The FTC’s public forum on its proposed rule banning noncompetes was today, and it was a doozy! Here is a summary.
Reminder: the FTC’s “public forum” on its proposed noncompete ban is today from noon to 3:00 PM ET. All the details you need are here.
Reminder: On February 16, 2023 (from noon to 3:00 PM ET), the FTC will be holding a “public forum” on its proposed noncompete ban. Don’t miss it. And, if you are interested in speaking at it, you will need to reserve a spot.
If you’re curious to see the text of the proposed federal noncompete bills, you can start with the Ensure Vaccine Mandates Eliminate Non-Competes Act, which is now available. And, Rhode Island proposed a total ban of all noncompetes.
Quick update: 19 states have 44 new noncompete bills, and Congress has 4. The ramp-up to legislatively limit noncompetes continues.
On February 16, 2023 (from noon to 3:00 PM ET), the FTC will be holding a “public forum” on its proposed noncompete ban. If you are interested in speaking at it, you will need to reserve a spot.
Quick update: 18 states have 42 new noncompete bills, and Congress has 3. The ramp-up to legislatively limit noncompetes continues.
Episode 21 of Fairly Competing is out! Join us in a discussion with Professor Evan Start about the research behind the FTC’s proposed noncompete ban.
The deadline to comment on FTC’s proposed rule to ban noncompetes may be extended to May 19. Make sure your voice is heard, whether joining us in our letter or separately.
Forty-seven state legislatures as well as Washington, D.C. – with the approval of Congress – have spent years honing their noncompete laws to fit their local communities and industries. In one fell swoop, three Commissioners at the FTC are proposing to undo all of it. With it, they will also eliminate the use of a broad swath of nondisclosure, nonsolicitation, no-service, no-recruit, and no-hire agreements. Companies have six things they need to do now.
US Rep Spartz sent a brief letter to the FTC raising concerns about the proposed rule to ban noncompetes.
Episode 19 of Fairly Competing is out! Join us for the key developments in trade secret and restrictive covenant law from the past year.
A decision from last week, juxtaposed against two other recent decisions, highlights that the law of no-recruit agreements is, like the law of noncompetes, “a sea — vast and vacillating, overlapping and bewildering. One can fish out of it any kind of strange support for anything, if he lives so long.”

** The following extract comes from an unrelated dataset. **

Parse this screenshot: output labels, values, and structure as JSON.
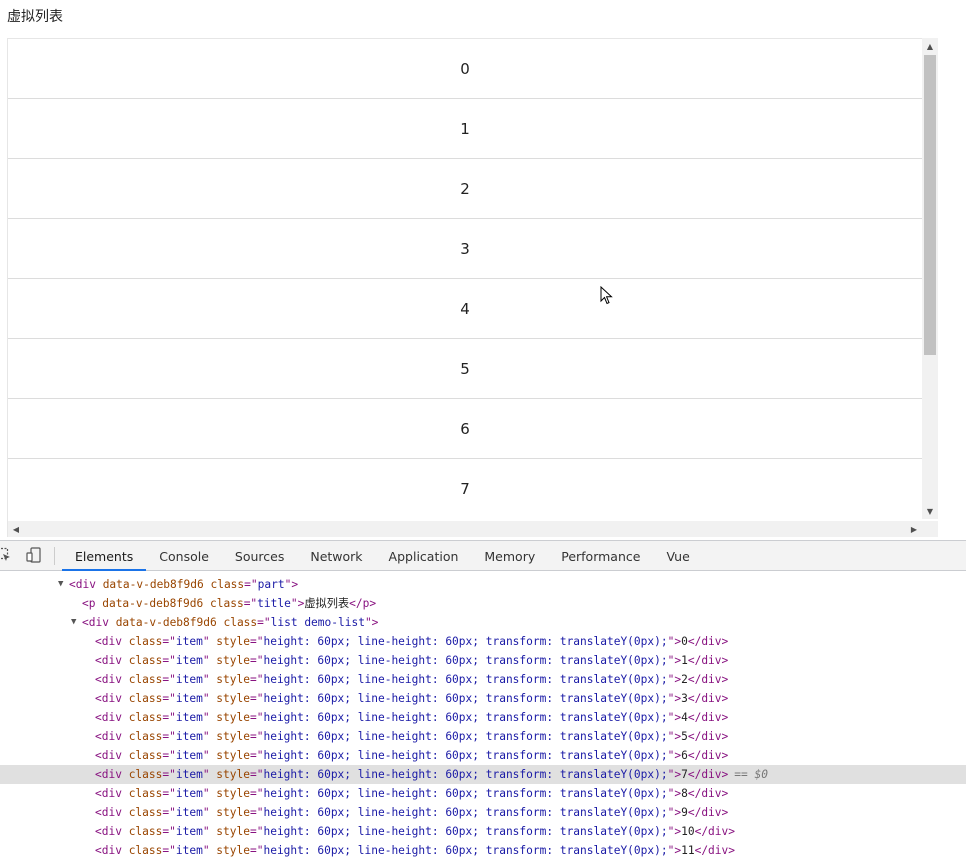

The FTC and DOJ contend that no-poach/no-hire covenants in (old) McDonald’s franchise agreements constitute an antitrust violation.
There is a fifth decision involving a noncompete under the Massachusetts Noncompetition Agreement Act, G.L. c. 149, § 24L - and it provides some helpful guidance.

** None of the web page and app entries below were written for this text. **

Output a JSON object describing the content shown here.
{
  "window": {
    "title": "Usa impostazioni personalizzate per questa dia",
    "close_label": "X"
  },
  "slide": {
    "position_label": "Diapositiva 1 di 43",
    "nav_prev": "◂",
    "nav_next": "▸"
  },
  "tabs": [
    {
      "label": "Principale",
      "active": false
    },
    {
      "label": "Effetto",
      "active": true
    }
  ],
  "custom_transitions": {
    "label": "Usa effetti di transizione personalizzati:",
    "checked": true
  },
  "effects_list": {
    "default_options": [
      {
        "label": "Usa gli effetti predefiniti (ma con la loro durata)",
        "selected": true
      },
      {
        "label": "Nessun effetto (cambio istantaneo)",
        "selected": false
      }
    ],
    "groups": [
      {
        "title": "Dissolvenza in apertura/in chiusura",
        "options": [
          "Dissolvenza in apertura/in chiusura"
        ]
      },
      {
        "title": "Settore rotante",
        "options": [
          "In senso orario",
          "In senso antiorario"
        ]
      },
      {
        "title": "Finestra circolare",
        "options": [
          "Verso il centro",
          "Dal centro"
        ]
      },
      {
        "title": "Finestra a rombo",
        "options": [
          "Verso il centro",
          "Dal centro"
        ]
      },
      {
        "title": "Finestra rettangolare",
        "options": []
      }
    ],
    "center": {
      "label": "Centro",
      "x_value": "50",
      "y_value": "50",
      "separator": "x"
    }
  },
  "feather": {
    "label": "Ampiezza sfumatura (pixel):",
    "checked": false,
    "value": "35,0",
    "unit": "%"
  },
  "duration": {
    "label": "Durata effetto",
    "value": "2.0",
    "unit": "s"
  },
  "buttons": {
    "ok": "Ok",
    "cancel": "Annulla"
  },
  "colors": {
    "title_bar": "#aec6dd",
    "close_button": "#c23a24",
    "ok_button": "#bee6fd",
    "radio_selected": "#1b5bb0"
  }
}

Keeping track of the flood of noncompete and trade secret law changes across the country is no easy task. Here are some resources to make it easier.

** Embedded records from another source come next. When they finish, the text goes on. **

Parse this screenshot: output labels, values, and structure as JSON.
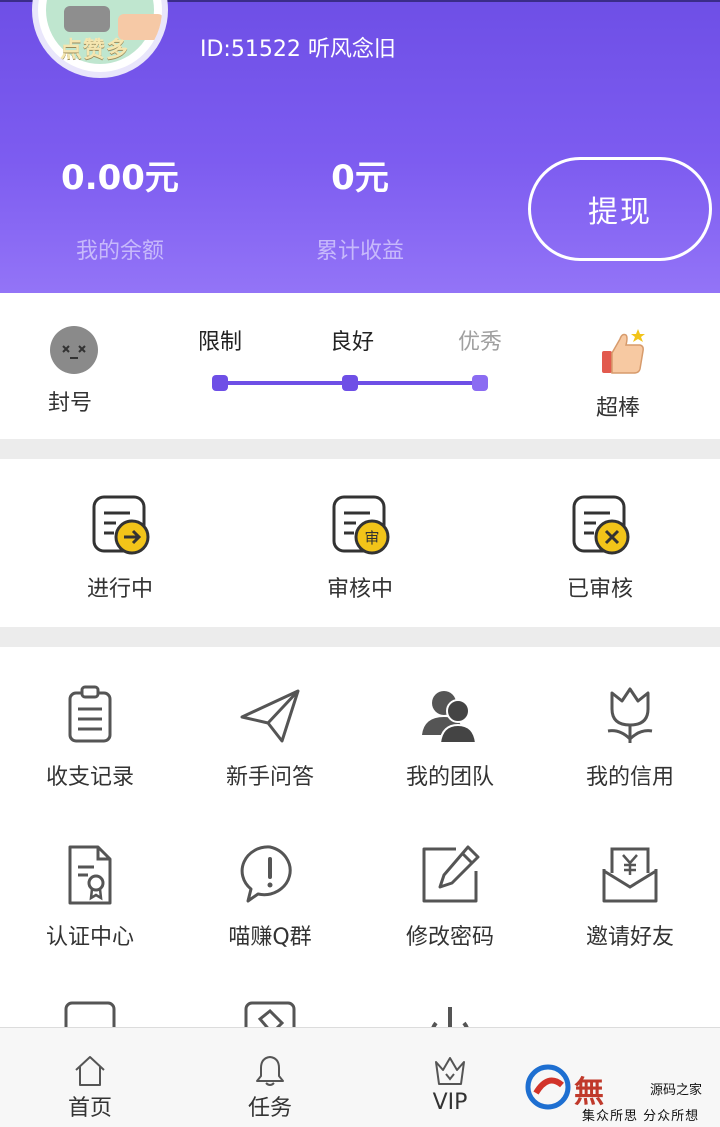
{
  "header": {
    "avatar_text": "点赞多",
    "user_id_text": "ID:51522 听风念旧",
    "balance_value": "0.00元",
    "balance_label": "我的余额",
    "total_value": "0元",
    "total_label": "累计收益",
    "withdraw_label": "提现"
  },
  "credit": {
    "banned_label": "封号",
    "levels": [
      "限制",
      "良好",
      "优秀"
    ],
    "super_label": "超棒",
    "colors": {
      "accent": "#6e4fe6",
      "badge": "#f2c419"
    }
  },
  "tasks": [
    {
      "label": "进行中",
      "icon": "document-arrow-icon"
    },
    {
      "label": "审核中",
      "icon": "document-review-icon",
      "badge_text": "审"
    },
    {
      "label": "已审核",
      "icon": "document-reviewed-icon"
    }
  ],
  "grid": [
    {
      "label": "收支记录",
      "icon": "clipboard-icon"
    },
    {
      "label": "新手问答",
      "icon": "paper-plane-icon"
    },
    {
      "label": "我的团队",
      "icon": "team-icon"
    },
    {
      "label": "我的信用",
      "icon": "tulip-icon"
    },
    {
      "label": "认证中心",
      "icon": "certificate-icon"
    },
    {
      "label": "喵赚Q群",
      "icon": "chat-alert-icon"
    },
    {
      "label": "修改密码",
      "icon": "edit-icon"
    },
    {
      "label": "邀请好友",
      "icon": "envelope-yen-icon"
    }
  ],
  "nav": [
    {
      "label": "首页",
      "icon": "home-icon"
    },
    {
      "label": "任务",
      "icon": "bell-icon"
    },
    {
      "label": "VIP",
      "icon": "crown-icon"
    }
  ],
  "watermark": {
    "main_text": "無",
    "side_text": "源码之家",
    "sub_text": "集众所思  分众所想"
  }
}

A new federal bill to amend the Fair Labor Standards Act to ban noncompetes — both retroactively and prospectively — for nonexempt workers.
Given that good CLE programs can be hard to identify, I put together a list of a few upcoming, content-rich programs that I and leading practitioners, in-house counsel, experts, and others from around the country are participating in.
Although five noncompete bills were pending before the Massachusetts legislature this year, none has passed.
Eleven states now have wage thresholds or other criteria that must be satisfied before a noncompete can be used. Are your noncompetes compliant?
Newly updated criminal penalties for a violation of noncompete law are not enough for Colorado — or maybe they’re too much. Colorado has made sweeping changes to its noncompete law, while scaling back (or at least cleared up ambiguity around) potential criminal liability for using unenforceable noncompetes.
Our legal system is far from perfect. And, unfortunately, it frequently permits abuses. In the context of restrictive covenants and trade secret claims, oftentimes it’s an overly-aggressive forme...
There has been a lot of legislative, regulatory, and judicial activity around noncompetes over the past two months or so. Here is a summary.
With one month left and no agreed-upon fix to D.C.’s problematic noncompete law, the D.C. Council has voted to postpone the law’s effective date until October 1, 2022.